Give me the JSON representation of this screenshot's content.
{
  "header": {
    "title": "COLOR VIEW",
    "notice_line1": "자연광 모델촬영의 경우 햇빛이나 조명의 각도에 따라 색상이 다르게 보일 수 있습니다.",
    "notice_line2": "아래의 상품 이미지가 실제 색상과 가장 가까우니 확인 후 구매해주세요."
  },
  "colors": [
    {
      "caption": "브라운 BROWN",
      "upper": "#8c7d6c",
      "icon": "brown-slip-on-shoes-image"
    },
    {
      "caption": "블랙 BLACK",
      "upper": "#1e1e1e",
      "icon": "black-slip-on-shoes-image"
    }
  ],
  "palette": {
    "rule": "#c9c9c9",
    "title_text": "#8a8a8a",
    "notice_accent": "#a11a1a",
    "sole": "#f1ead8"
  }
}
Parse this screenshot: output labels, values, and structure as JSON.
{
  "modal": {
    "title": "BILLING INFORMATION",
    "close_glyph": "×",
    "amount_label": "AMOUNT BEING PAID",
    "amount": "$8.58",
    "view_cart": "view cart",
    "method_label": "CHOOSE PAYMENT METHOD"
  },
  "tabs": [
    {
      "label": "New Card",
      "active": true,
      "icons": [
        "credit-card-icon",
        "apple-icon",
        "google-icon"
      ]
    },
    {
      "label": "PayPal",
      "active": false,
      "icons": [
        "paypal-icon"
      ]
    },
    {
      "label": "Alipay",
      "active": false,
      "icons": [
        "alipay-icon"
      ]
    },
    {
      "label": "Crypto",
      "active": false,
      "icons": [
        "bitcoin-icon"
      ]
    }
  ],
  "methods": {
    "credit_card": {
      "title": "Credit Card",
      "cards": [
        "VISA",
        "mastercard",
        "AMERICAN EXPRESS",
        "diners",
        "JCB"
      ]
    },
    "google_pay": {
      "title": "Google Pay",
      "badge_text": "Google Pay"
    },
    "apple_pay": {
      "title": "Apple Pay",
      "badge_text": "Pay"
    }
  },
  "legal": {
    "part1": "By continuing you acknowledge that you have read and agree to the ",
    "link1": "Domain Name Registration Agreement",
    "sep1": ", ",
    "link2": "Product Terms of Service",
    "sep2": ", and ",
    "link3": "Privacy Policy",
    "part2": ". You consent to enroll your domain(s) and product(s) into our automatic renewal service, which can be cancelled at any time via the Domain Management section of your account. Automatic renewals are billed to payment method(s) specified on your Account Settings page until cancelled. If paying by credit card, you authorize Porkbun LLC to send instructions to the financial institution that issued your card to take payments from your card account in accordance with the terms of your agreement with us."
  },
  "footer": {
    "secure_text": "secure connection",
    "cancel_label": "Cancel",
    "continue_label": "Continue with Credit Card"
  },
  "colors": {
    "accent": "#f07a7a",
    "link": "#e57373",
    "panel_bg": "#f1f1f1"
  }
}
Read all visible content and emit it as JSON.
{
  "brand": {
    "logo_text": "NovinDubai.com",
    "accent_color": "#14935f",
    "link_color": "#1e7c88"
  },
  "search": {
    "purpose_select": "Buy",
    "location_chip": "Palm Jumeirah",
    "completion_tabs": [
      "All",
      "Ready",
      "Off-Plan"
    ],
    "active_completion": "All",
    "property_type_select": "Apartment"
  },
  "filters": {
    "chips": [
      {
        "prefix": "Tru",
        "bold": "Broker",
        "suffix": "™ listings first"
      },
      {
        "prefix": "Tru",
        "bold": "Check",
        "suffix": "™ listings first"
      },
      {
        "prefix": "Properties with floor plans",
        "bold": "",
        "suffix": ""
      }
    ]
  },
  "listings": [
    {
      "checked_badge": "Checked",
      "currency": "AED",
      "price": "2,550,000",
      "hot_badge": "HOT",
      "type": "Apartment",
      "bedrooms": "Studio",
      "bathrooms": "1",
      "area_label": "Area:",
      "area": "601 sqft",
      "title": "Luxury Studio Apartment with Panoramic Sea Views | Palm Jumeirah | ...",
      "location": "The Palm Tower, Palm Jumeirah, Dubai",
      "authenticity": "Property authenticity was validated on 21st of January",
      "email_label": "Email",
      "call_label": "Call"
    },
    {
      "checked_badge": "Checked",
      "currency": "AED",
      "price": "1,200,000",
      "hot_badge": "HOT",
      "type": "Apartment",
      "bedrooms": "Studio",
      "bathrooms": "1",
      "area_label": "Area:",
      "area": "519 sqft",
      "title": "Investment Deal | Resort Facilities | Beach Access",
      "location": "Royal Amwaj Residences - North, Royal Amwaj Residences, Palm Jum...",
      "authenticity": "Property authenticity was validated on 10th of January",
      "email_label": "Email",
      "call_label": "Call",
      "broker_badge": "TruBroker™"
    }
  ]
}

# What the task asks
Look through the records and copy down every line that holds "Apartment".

# Written solution
    "property_type_select": "Apartment"
      "type": "Apartment",
      "title": "Luxury Studio Apartment with Panoramic Sea Views | Palm Jumeirah | ...",
      "type": "Apartment",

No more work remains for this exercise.